Methemoglobinemia is a rare congenital or acquired disease of increased blood methemoglobin concentration. We documented 2 cases of children suffering from neuroblastoma whose postchemotherapy anemia, leucopenia, and stomatitis were complicated by methemoglobinemia after using a formulary oral gel (7.5% benzocaine, doxycycline, nystatin, glycerin). The complication resulted in hospital treatment. Percutaneous oxygen saturation remained at 85% and 87% despite administration of 100% oxygen through a nonrebreather mask. Arterial blood gas analysis showed an oxygen saturation of 98% and 97%, respectively. Spectroscopic measurement showed methemoglobin concentration of 42% and 35.5%, respectively. After red blood cell transfusion and oral ascorbic acid in case 1 and methylene blue in case 2, the patients’ condition improved.

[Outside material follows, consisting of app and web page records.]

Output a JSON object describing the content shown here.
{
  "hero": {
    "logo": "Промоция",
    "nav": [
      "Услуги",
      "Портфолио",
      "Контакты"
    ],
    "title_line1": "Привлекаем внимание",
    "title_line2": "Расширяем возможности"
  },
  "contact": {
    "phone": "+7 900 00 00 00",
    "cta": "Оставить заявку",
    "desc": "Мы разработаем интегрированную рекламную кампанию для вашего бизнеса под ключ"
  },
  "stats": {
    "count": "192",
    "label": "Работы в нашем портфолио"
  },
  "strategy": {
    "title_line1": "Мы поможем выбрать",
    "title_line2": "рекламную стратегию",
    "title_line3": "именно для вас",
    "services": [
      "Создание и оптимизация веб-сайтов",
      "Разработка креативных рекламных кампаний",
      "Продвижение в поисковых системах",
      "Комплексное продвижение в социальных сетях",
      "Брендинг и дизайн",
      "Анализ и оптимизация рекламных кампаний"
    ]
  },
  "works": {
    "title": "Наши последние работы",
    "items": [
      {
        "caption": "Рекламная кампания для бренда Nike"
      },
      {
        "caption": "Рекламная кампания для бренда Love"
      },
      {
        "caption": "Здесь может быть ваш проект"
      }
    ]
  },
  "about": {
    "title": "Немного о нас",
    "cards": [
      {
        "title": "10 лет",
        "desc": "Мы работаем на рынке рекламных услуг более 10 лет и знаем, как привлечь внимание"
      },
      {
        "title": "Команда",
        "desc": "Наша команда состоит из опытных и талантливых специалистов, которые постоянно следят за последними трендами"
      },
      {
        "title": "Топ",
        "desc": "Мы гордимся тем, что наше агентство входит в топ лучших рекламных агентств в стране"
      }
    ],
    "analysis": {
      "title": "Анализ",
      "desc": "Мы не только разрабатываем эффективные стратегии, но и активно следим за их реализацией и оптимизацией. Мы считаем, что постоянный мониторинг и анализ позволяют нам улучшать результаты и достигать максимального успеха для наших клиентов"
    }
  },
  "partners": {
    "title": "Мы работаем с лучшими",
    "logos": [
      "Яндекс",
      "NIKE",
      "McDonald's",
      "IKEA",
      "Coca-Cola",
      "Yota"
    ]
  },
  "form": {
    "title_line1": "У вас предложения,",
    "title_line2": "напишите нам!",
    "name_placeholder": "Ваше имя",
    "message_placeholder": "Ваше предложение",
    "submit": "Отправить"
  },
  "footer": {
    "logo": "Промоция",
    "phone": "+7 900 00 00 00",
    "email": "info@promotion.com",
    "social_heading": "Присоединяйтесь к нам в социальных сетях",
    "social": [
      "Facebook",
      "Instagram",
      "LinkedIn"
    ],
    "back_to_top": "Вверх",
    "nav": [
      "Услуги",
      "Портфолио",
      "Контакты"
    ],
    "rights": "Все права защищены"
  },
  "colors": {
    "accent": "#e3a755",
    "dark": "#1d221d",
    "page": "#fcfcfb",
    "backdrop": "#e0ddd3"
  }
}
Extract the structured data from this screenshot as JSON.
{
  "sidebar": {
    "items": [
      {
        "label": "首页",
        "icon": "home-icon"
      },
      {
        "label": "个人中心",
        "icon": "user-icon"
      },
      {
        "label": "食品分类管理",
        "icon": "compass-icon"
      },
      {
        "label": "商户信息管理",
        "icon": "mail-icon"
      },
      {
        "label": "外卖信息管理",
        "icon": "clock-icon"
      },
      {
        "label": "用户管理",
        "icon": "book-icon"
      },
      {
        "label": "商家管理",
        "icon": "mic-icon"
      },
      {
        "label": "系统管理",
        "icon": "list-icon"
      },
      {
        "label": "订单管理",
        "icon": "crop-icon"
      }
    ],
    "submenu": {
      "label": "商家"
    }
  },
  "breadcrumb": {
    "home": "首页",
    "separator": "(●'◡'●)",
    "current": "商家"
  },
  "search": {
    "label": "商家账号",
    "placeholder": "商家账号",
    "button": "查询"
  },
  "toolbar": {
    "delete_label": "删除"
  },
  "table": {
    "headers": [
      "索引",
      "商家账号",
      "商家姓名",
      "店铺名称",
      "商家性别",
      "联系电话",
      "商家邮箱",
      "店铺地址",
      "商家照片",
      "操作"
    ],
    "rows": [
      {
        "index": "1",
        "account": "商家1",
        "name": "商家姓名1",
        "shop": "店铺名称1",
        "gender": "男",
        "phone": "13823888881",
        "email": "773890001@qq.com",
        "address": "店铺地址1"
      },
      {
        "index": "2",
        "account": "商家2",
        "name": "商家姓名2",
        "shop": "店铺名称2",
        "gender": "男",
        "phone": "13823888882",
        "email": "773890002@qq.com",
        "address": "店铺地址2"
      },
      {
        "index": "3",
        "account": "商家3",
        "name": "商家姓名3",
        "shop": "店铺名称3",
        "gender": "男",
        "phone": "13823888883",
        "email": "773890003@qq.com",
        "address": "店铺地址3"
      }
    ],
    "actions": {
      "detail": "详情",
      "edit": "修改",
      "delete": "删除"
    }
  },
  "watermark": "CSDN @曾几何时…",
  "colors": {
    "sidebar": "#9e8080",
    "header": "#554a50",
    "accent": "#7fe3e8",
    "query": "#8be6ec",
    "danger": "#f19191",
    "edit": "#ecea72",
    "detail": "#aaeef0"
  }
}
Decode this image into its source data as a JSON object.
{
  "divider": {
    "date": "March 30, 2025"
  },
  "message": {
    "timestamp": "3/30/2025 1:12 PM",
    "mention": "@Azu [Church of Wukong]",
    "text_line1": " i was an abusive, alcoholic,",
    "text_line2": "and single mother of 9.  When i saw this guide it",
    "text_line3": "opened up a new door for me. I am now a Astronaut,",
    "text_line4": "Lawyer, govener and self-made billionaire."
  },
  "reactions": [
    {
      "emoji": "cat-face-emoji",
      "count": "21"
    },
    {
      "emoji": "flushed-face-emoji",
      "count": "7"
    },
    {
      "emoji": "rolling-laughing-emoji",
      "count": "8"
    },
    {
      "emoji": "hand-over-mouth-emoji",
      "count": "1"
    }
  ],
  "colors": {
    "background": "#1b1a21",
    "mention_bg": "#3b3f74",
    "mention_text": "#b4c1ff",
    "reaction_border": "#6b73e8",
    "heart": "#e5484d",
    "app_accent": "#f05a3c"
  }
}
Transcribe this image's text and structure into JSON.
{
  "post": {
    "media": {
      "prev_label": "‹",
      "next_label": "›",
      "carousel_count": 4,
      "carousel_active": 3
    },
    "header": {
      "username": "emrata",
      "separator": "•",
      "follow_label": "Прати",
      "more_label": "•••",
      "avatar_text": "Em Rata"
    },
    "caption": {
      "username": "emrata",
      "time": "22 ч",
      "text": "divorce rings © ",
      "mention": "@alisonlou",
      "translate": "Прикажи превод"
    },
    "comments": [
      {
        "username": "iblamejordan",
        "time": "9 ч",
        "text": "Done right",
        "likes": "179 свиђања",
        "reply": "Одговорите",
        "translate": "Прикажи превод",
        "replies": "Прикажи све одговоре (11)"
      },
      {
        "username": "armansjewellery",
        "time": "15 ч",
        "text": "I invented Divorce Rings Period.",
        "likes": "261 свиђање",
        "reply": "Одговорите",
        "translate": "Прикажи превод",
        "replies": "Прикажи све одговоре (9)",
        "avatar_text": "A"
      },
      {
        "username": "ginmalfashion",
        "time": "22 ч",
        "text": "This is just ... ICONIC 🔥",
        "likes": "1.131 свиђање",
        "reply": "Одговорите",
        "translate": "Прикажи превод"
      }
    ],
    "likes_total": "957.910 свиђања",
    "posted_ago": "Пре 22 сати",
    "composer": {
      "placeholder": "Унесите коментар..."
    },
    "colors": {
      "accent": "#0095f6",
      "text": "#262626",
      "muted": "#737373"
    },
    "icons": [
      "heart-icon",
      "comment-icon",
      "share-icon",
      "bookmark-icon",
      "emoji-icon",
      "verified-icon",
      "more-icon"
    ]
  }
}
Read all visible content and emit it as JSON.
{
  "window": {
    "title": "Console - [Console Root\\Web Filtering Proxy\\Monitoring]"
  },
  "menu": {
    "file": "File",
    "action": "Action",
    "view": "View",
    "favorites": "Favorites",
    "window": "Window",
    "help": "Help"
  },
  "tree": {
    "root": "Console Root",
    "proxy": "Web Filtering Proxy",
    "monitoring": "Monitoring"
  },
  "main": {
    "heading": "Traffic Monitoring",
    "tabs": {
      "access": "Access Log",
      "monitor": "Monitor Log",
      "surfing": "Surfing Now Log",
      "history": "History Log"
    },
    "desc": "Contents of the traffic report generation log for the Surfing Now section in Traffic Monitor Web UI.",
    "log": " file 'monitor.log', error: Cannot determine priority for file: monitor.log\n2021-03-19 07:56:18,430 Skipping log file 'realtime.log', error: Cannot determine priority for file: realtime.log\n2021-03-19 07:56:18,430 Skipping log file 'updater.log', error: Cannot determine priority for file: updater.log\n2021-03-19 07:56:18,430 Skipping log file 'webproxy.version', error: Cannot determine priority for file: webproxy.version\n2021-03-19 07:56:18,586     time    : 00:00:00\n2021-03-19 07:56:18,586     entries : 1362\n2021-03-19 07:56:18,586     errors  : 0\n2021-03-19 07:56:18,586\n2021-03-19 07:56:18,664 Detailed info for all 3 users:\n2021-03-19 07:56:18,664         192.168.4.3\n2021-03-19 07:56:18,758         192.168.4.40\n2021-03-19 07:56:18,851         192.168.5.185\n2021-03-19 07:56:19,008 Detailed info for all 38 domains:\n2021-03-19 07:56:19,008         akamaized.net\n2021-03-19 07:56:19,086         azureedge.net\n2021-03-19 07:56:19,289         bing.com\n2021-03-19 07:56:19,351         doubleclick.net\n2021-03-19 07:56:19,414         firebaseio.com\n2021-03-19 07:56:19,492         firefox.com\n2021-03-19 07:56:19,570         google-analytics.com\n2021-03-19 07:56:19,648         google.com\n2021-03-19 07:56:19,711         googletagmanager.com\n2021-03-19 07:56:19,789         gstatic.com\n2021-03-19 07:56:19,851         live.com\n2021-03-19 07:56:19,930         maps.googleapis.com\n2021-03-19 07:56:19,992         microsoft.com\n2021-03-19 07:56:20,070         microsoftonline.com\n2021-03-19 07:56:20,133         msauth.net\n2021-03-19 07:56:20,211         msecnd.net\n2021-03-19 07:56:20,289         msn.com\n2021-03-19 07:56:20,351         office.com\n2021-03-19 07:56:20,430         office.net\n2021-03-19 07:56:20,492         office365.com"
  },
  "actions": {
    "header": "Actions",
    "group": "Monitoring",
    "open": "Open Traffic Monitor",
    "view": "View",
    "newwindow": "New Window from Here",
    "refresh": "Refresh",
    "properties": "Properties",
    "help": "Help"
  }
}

Although the benzocaine gel is not in use in several medical systems, it should be considered as a possible reason for methemoglobinemia.
Department of Hematology, Oncology and Endocrinology, Medical University of Gdansk, Poland
The authors declare no conflict of interest.
Reprints: Barbara Kaczorowska-Hac, MD, Department of Hematology, Oncology, and Endocrinology, Medical University of Gdansk, 7 Debinki Street, 80-211, Gdansk, Poland (e-mail: firstname.lastname@example.org).
Received December 25, 2010
Accepted February 23, 2011